    Thanks again for the tip.

    Joe

  7. #7

    Join Date
    Sep 2002
    Location
    Omaha, Nebraska
    Shooter
    Multi Format
    Posts
    2,512
    Images
    4
    The material in question is commonly called "fingerstock". I measured some out of an 8x10 holder once and IIRC it was .010" steel. Don't get stainless, way to brittle to bend. fingerstock comes in strips with the bottom half solid and the top half cut so there are gaps leaving "fingers". I suppose this is to account for discrepencies in surfaces allowing the fingers and covering material, in our case felt) to better fit against various materials.

    I think its primary use is in the electronics industry.

    As someone else pointed out you can buy the steel from various suppliers (MSC, McMaster-Carr, Reid Tool and Supply) and make your own.

    If you want to get real serious (especially if one considers the cost of ULF film or the time involved in coating a plate) you can use two baffles, one mounted to the septum and the other in a channel above the darkslide slot. Mount one ahead of the other so the end of the darkslide completely clears the first one and allows it to close.

    You may read about some people using a neoprene similar to what is used for windshield wipers. Not a good choice. All neoprene will eventually deteriorate, even without exposure to UV. The surface turns to dust and will end up on either the wet plate or the negative.

    Oh another good source for all kinds of thin steel of this type is Brownells. they sell gun and gunsmithing accesories and tools.
    "Fundamentally I think we need to rediscover a non-ironic world"
    Robert Adams

  8. #8

    Join Date
    Jan 2005
    Shooter
    ULarge Format
    Posts
    542

  9. #9
    smieglitz's Avatar
    Join Date
    Oct 2002
    Location
    Kalamazoo, Michigan, USA
    Shooter
    Large Format
    Posts
    1,866
    Images
    97
    I wonder if the spring material used with weather stripping on aluminum screen doors is similar?

    Thanks everyone for the tips and pointers.

    I worked on the holder for a couple hours today and I think it will eventually work.

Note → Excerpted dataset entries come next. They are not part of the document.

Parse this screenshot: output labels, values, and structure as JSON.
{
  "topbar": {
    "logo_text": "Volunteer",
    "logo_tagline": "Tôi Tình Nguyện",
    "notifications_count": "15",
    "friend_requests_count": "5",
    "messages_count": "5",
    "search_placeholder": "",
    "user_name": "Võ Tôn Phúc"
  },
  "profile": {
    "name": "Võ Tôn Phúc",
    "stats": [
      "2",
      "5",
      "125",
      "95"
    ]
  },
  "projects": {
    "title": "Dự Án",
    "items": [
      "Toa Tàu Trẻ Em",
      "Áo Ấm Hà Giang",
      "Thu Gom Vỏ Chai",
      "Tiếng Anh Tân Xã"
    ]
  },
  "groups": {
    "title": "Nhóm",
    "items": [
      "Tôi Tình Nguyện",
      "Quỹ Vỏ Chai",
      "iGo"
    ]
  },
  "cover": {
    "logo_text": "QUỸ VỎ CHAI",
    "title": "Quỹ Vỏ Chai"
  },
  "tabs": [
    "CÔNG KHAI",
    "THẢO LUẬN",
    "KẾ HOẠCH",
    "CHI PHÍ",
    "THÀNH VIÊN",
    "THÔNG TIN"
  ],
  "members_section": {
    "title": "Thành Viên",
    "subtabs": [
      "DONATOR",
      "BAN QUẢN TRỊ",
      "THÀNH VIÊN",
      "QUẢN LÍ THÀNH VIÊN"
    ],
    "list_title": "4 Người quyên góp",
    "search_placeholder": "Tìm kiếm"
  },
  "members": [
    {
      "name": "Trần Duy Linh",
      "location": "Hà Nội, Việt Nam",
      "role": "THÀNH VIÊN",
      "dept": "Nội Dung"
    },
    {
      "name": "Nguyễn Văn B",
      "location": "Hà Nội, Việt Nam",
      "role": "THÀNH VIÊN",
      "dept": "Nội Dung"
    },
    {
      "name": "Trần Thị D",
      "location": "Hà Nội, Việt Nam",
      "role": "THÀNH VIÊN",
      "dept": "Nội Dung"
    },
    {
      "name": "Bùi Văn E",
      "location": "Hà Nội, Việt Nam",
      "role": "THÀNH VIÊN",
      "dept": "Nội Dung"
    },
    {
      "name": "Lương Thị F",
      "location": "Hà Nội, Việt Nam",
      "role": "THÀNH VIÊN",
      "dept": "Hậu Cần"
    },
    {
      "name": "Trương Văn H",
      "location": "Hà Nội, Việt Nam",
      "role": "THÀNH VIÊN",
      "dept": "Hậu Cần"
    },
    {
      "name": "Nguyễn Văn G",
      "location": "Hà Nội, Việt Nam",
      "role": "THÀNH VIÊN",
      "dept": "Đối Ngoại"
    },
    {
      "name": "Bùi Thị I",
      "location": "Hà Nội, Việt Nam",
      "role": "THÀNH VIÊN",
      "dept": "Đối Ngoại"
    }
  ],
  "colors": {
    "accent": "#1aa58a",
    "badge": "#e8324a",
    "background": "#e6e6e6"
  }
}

This project has been challenging. If I were to start again, I think I would design the holder first, build it, and then start designing the rest of the camera around the holder. I think it will turn out to be the most difficult and critical part to make.

    Joe



 

APUG PARTNERS EQUALLY FUNDING OUR COMMUNITY:



Contact Us  |  Support Us!  |  Advertise  |  Site Terms  |  Archive  —   Search  |  Mobile Device Access  |  RSS  |  Facebook  |  Linkedin